====== MATERIAL PROVIDED ======

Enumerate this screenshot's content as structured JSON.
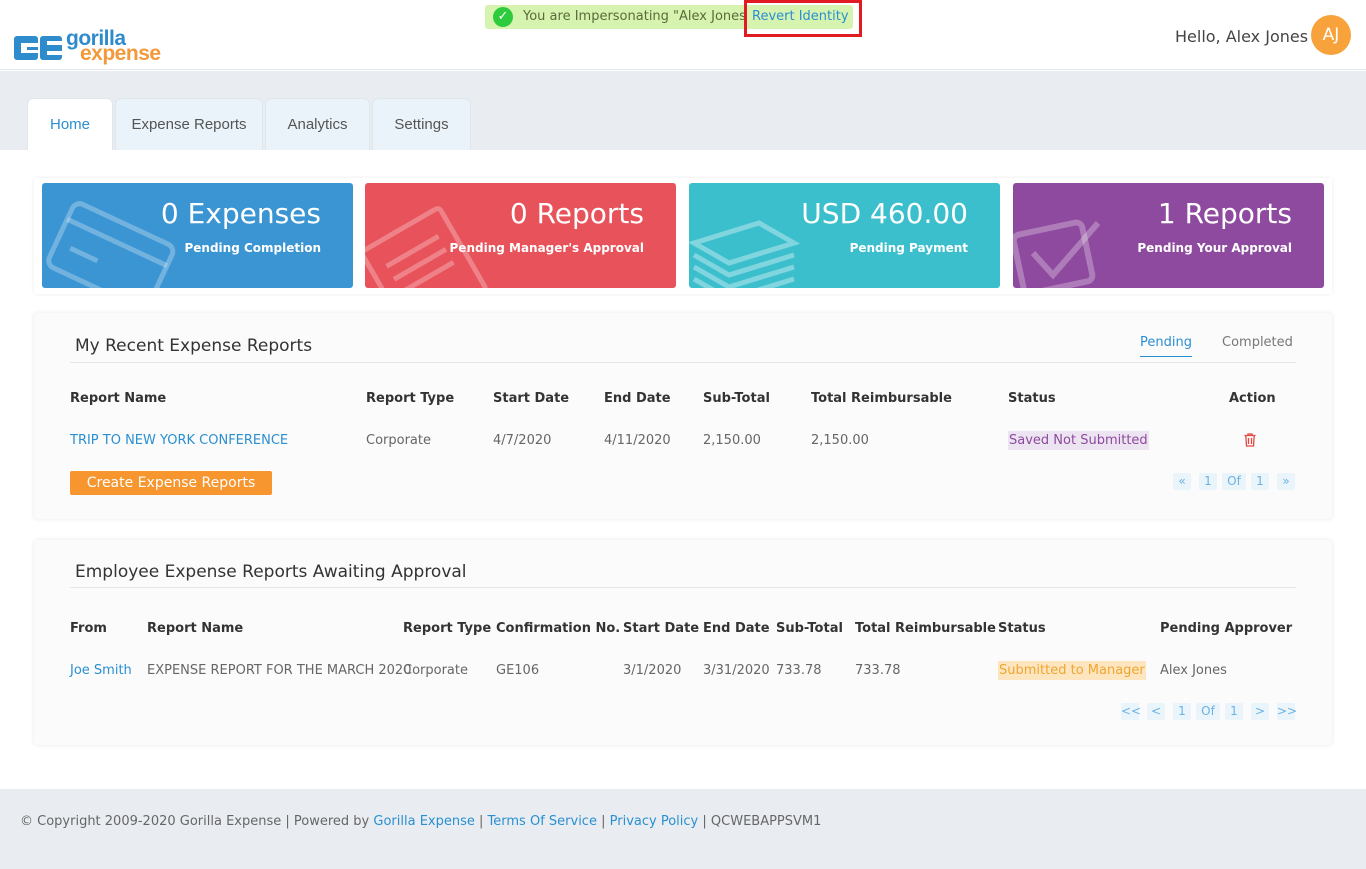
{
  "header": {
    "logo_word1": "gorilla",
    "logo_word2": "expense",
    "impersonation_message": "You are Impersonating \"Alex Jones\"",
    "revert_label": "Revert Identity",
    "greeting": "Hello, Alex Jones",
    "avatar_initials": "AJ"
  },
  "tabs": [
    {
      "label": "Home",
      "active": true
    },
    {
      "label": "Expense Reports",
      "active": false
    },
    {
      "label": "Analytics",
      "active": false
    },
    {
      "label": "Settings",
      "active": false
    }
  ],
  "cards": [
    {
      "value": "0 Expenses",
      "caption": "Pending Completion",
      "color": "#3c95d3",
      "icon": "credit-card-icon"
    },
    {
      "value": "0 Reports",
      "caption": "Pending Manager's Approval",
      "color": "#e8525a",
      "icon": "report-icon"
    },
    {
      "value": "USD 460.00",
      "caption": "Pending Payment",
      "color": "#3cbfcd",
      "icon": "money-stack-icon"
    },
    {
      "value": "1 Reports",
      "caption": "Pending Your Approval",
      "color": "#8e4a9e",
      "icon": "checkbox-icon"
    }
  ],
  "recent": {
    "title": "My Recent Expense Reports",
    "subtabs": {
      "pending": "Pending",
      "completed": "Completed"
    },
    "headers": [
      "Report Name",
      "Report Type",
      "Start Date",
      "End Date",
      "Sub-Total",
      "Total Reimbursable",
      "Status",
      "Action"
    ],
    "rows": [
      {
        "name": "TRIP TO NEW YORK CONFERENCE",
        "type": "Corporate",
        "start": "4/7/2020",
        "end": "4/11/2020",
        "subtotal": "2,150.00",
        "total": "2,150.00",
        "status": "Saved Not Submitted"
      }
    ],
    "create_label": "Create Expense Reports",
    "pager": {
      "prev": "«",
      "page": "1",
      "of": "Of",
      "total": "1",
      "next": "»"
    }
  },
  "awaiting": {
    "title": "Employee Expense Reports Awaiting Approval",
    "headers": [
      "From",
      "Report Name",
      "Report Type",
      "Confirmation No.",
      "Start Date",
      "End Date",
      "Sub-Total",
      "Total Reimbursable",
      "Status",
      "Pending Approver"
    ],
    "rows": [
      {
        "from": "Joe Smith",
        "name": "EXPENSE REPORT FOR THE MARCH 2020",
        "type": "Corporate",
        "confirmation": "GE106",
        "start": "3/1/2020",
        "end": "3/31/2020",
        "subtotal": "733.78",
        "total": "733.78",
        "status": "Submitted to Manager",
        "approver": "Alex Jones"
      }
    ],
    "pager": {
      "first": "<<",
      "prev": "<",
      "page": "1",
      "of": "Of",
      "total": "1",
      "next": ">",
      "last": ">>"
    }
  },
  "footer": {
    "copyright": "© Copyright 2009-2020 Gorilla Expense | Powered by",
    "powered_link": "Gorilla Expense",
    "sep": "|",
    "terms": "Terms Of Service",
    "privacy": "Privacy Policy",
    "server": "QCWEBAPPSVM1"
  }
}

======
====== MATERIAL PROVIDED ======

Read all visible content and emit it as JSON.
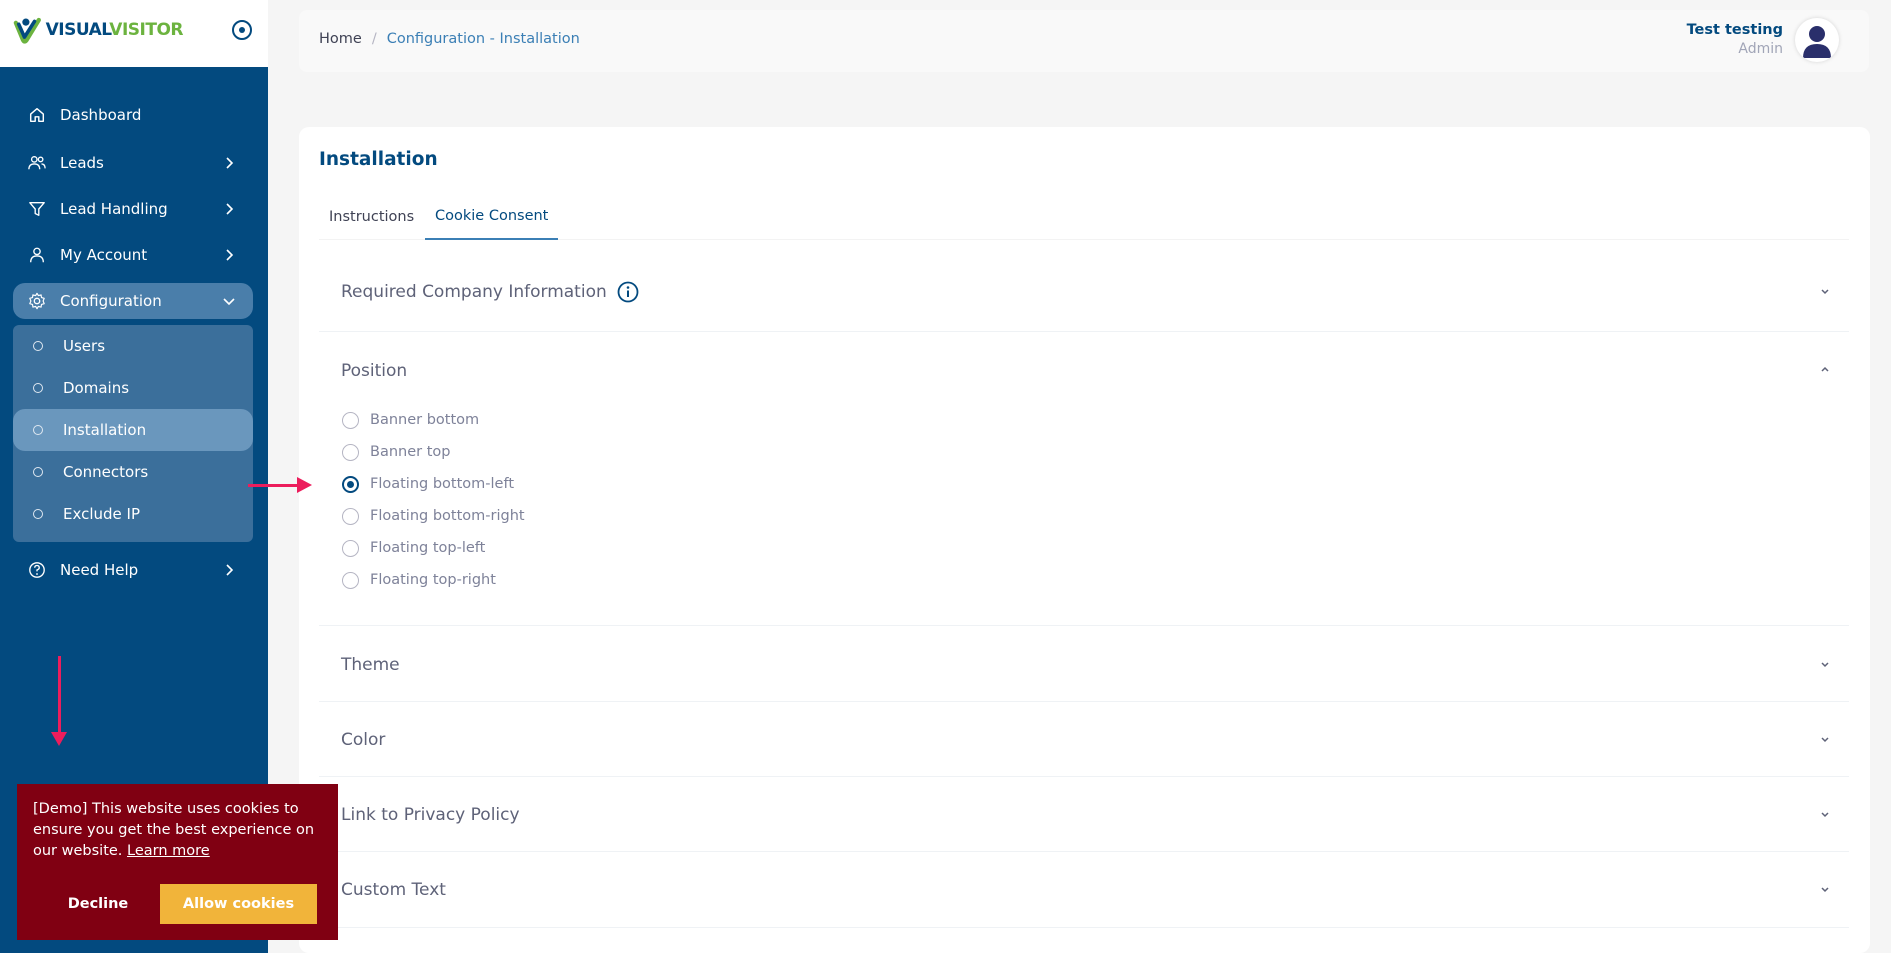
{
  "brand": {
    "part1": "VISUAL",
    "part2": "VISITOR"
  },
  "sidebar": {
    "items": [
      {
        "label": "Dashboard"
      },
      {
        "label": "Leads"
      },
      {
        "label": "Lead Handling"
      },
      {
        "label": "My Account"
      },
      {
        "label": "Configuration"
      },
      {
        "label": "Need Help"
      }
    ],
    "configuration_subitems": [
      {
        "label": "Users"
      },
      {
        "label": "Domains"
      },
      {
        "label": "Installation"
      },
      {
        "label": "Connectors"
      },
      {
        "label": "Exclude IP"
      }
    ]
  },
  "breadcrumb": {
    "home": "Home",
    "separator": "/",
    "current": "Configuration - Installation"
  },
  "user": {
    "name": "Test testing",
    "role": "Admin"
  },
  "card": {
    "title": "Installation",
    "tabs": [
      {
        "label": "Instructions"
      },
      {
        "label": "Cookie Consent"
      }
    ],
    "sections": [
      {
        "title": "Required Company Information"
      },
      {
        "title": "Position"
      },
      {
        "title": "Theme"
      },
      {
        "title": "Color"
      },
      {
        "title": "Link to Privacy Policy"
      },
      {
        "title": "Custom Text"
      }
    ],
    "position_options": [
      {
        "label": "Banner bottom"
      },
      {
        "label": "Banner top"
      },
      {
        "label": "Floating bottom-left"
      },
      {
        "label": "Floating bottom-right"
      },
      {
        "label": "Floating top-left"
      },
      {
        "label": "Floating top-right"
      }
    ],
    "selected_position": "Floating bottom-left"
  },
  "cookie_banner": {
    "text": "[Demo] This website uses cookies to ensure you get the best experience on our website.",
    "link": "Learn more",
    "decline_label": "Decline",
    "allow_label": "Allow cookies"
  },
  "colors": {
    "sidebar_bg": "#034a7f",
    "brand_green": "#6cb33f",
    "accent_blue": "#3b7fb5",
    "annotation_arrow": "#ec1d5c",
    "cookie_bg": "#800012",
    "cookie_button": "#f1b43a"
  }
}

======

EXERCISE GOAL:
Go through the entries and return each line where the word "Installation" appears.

ANSWER BELOW:
        "label": "Installation"
    "current": "Configuration - Installation"
    "title": "Installation",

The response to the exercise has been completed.